Try to align your eyes with you stomach and shoot for what you need as opposed to all the food you want—you could be making trips back and forth for hours if that’s the case. Food options can be tough, but remember that anything is good in moderation and small portions of anything can be great—as long as you don’t go overboard! Us your conscious as your food GPS and stick to the stuff that your mind and your body would say yes to. Maybe opt out of the ice cream bar and the choc chip cookie and settle for just one!

-Ring Queen

I’m reading Statistics for Behavioral Sciences

The Benefits of Riding Your Bike to Class

Who needs a car when you’ve got a bike? Gas prices are climbing and they’re expected to reach $5 per gallon or more. That’s just crazy. And I’m sure you’ve heard of another little thing that’s going around called global warming. What’s going on with our environment is just crazy too. So lock up your cars and do some stretches. You’re about to be schooled in how you can change your life by simply busting out your trusty bicycle.

You’ve most likely seen someone on campus biking or skateboarding around (heck, I live in the snowiest city of the US and I still see kids biking in blizzards). Maybe you’ve made fun of them for taking up the road or for having a goofy looking bike. Perhaps you’ve mocked their helmet hair or saw them get almost hit by a bus and had a mini heart attack—and don’t let this turn you off to bike riding; only the bikers not paying attention get in the way of a bus (crazies!). Laugh all you want because those foot pedalers are saving green in more ways than one.

Bike riding is good for you and the environment. You’ve likely heard all this before. Oh, I can build some muscles if I ride my bike for half an hour today. I won’t pollute the earth if I leave behind my car for this shopping trip. You think you can’t really make a difference. You think biking won’t really make a difference in your life. Err, wrong!

For starters, riding a bike can make a test day tolerable. By cycling to class on a fine morning, your stress will noticeably diminish. And if you keep this up every day for the week, your anxiety and any depression you feel will greatly reduce. It gives you time to take in nature—or, you know, all the buildings between your apartment and campus—clear your head, take in fresh air and relax. So, really, a bike ride is like taking a mini mental health day.

By riding your bike to class, you will actually make time to exercise. It can be hard to find time to go to the gym or sign up for a workout type elective. Between homework, internships or jobs, poor campus food and a lot of your day spent sitting behind a desk, those pounds will add on without you even noticing. Biking will give you a chance to tone up your legs, get in the cardio, increase your mobility, and just make you feel better about yourself.

If you’re concerned about leaving a carbon footprint, bike riding can haul that worry away. Not only will your car not be sputtering out harmful pollutants, you’ll also use less gas overall, which is a definite benefit with the world’s problems right now.
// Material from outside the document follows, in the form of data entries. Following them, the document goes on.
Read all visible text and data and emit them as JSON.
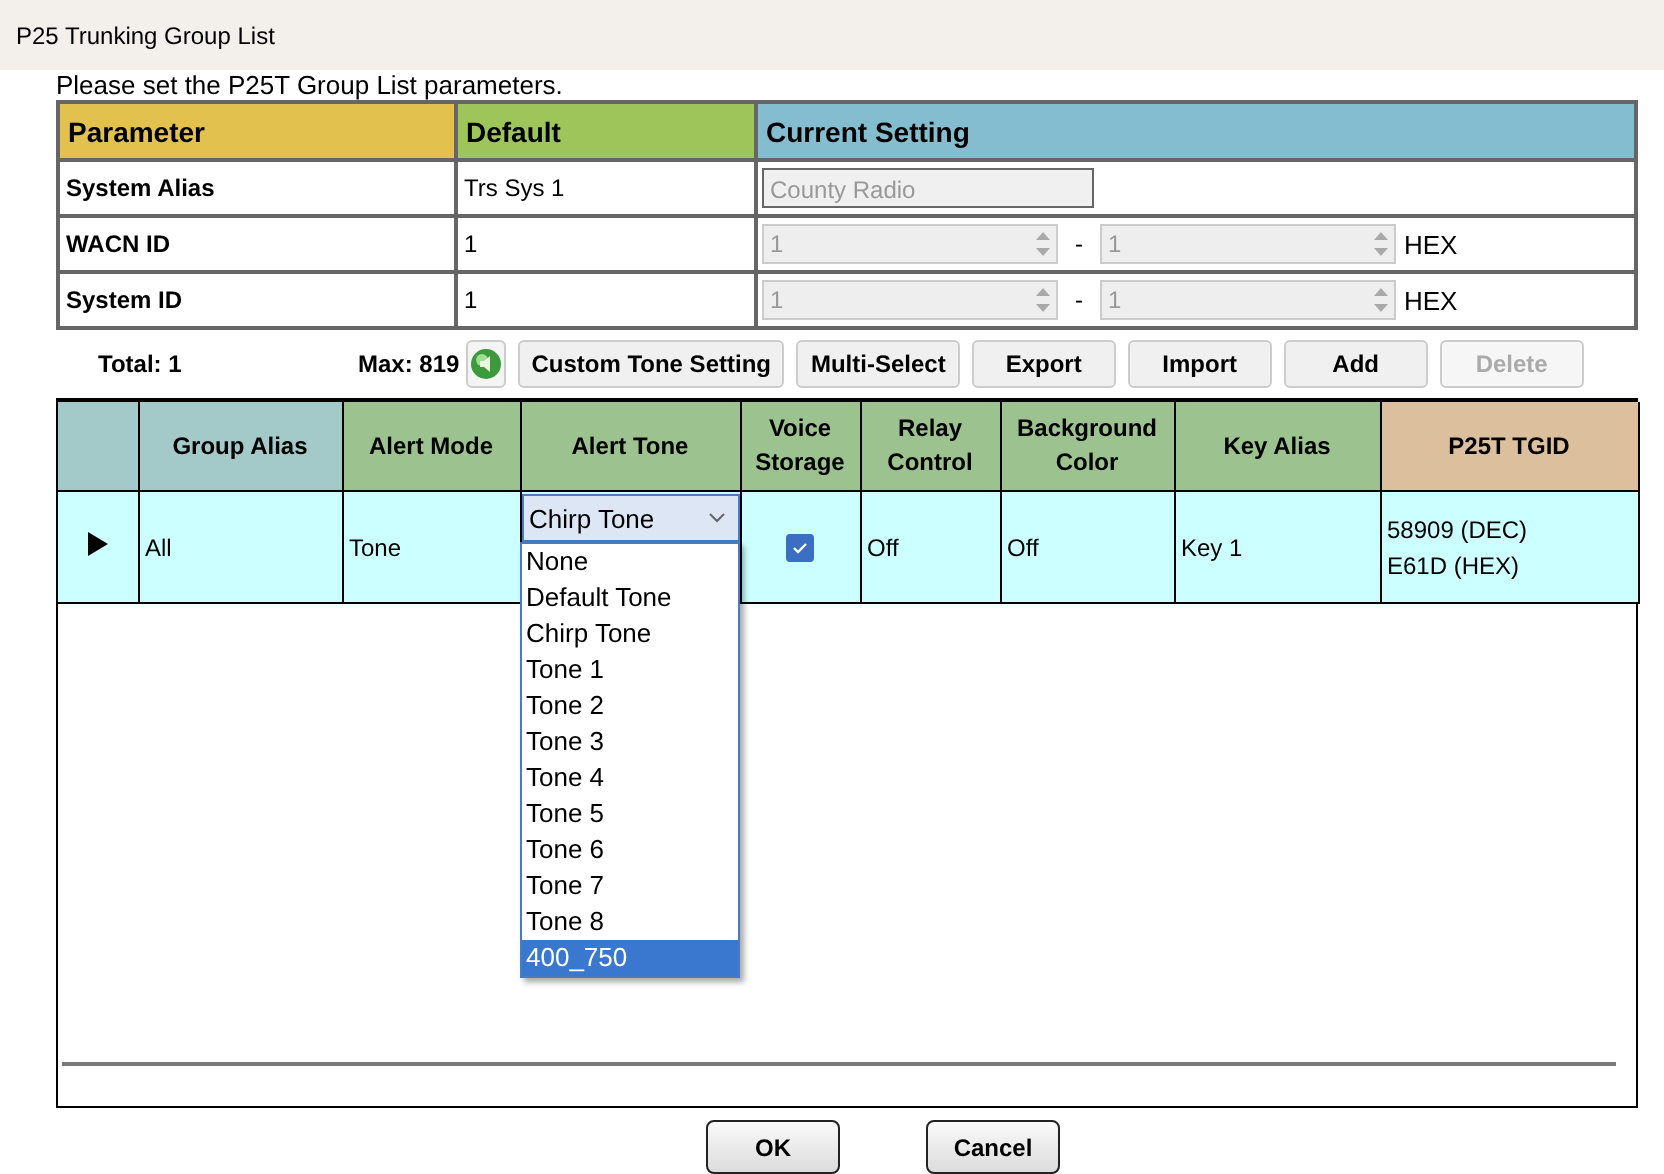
{
  "window": {
    "title": "P25 Trunking Group List"
  },
  "instruction": "Please set the P25T Group List parameters.",
  "parameters": {
    "columns": [
      {
        "label": "Parameter",
        "color": "#e2c14e"
      },
      {
        "label": "Default",
        "color": "#9dc55a"
      },
      {
        "label": "Current Setting",
        "color": "#84bdd0"
      }
    ],
    "rows": [
      {
        "kind": "text",
        "name": "System Alias",
        "default": "Trs Sys 1",
        "value": "County Radio",
        "disabled": true
      },
      {
        "kind": "range",
        "name": "WACN ID",
        "default": "1",
        "from": "1",
        "to": "1",
        "separator": "-",
        "unit": "HEX",
        "disabled": true
      },
      {
        "kind": "range",
        "name": "System ID",
        "default": "1",
        "from": "1",
        "to": "1",
        "separator": "-",
        "unit": "HEX",
        "disabled": true
      }
    ]
  },
  "toolbar": {
    "total": "Total: 1",
    "max": "Max: 819",
    "buttons": [
      {
        "label": "Custom Tone Setting",
        "disabled": false
      },
      {
        "label": "Multi-Select",
        "disabled": false
      },
      {
        "label": "Export",
        "disabled": false
      },
      {
        "label": "Import",
        "disabled": false
      },
      {
        "label": "Add",
        "disabled": false
      },
      {
        "label": "Delete",
        "disabled": true
      }
    ]
  },
  "grid": {
    "columns": [
      {
        "color": "#a3c9c9"
      },
      {
        "label": "Group Alias",
        "color": "#a3c9c9"
      },
      {
        "label": "Alert Mode",
        "color": "#9cc28f"
      },
      {
        "label": "Alert Tone",
        "color": "#9cc28f"
      },
      {
        "label": "Voice Storage",
        "color": "#9cc28f"
      },
      {
        "label": "Relay Control",
        "color": "#9cc28f"
      },
      {
        "label": "Background Color",
        "color": "#9cc28f"
      },
      {
        "label": "Key Alias",
        "color": "#9cc28f"
      },
      {
        "label": "P25T TGID",
        "color": "#dcbf9d"
      }
    ],
    "rows": [
      {
        "current": true,
        "group_alias": "All",
        "alert_mode": "Tone",
        "alert_tone": "Chirp Tone",
        "voice_storage": true,
        "relay_control": "Off",
        "background_color": "Off",
        "key_alias": "Key 1",
        "tgid": [
          "58909 (DEC)",
          "E61D (HEX)"
        ]
      }
    ]
  },
  "dropdown": {
    "options": [
      {
        "label": "None",
        "selected": false
      },
      {
        "label": "Default Tone",
        "selected": false
      },
      {
        "label": "Chirp Tone",
        "selected": false
      },
      {
        "label": "Tone 1",
        "selected": false
      },
      {
        "label": "Tone 2",
        "selected": false
      },
      {
        "label": "Tone 3",
        "selected": false
      },
      {
        "label": "Tone 4",
        "selected": false
      },
      {
        "label": "Tone 5",
        "selected": false
      },
      {
        "label": "Tone 6",
        "selected": false
      },
      {
        "label": "Tone 7",
        "selected": false
      },
      {
        "label": "Tone 8",
        "selected": false
      },
      {
        "label": "400_750",
        "selected": true
      }
    ]
  },
  "buttons": [
    "OK",
    "Cancel"
  ]
}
With a four mile trip, you save us all 15 pounds of pollutants. Imagine if you and everyone you knew contributed to that! Also, instead of needing new roads and driving routes, you can take a scenic route and stick to the sidewalk, helping to save materials and keep nature as it should be—without a highway cutting through it. Plus, supplies for bikes don’t require the deforestation necessary for rubber plants and bio-fuels used in other transportation methods (aka the car).

Biking can also become a great way to meet new people and enhance existing relationships. Some people don’t like to drive to a store alone. So get them to bike with you instead. Believe it or not, just seeing you bike ride every day will inspire your neighbors and others to lower their environmental impact and work out on their way to work or school. You’ll be like a modern day gang…without the bandanas and violence.

And if that wasn’t enough to convince you, think of all the traffic you can avoid, alternate routes you can take, animals you can save (especially if you’re not a good driver), and the excuse to wear tight biking shorts without feeling like a total weirdo.

Oh, yeah, and it’s the third most popular activity in England, so if you want to pick up a cute Brit, biking could break the ice!

-ToonyToon

I’m reading A History of Western Art